Lonely birth­day girl is not sure how man­ners work in mod­ern world

The China Post - - TV & COMICS -

DEAR AN­NIE: When I was grow­ing up, the rule was that if you had to cancel an ap­point­ment, you would call to let the per­son know that your plans had changed. Now that ev­ery­one has cell­phones, it seems that the rules have changed.

A cou­ple of friends stood me up on my birth­day be­cause my cell­phone was turned off. They said they didn’t come over be­cause I hadn’t called to ver­ify that I was ac­tu­ally go­ing to be there at the ap­pointed time. But we had al­ready made th­ese plans a week be­fore. I thought I only needed to call if I was NOT go­ing to be there. Am I out of touch with how things are done now?

— Sad Birth­day Girl

Dear Birth­day Girl: It was wrong of your friends to as­sume you had can­celed, but even if they apol­o­gize for their rude­ness, it won’t change how they re­spond when they can­not get ahold of you next time. The prob­lem is, so many plans are tran­sient th­ese days. Peo­ple ex­pect to be able to reach you at any mo­ment of the day or night in case some­thing changes at the last minute. But it also means peo­ple need con­stant verification to be sure the plans are still on. We think they would be happy to resched­ule, and we hope you will let them. But per­haps you should check your phone a bit more reg­u­larly this time.

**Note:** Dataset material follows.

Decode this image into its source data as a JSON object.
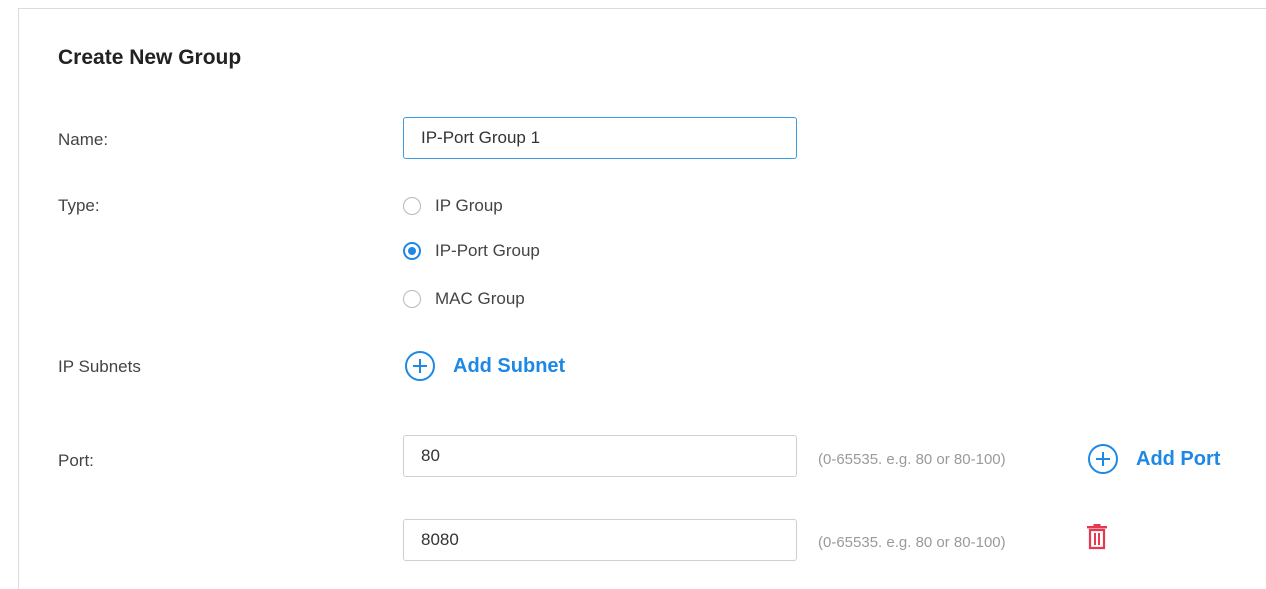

Newspapers in English

Newspapers from Taiwan

© PressReader. All rights reserved.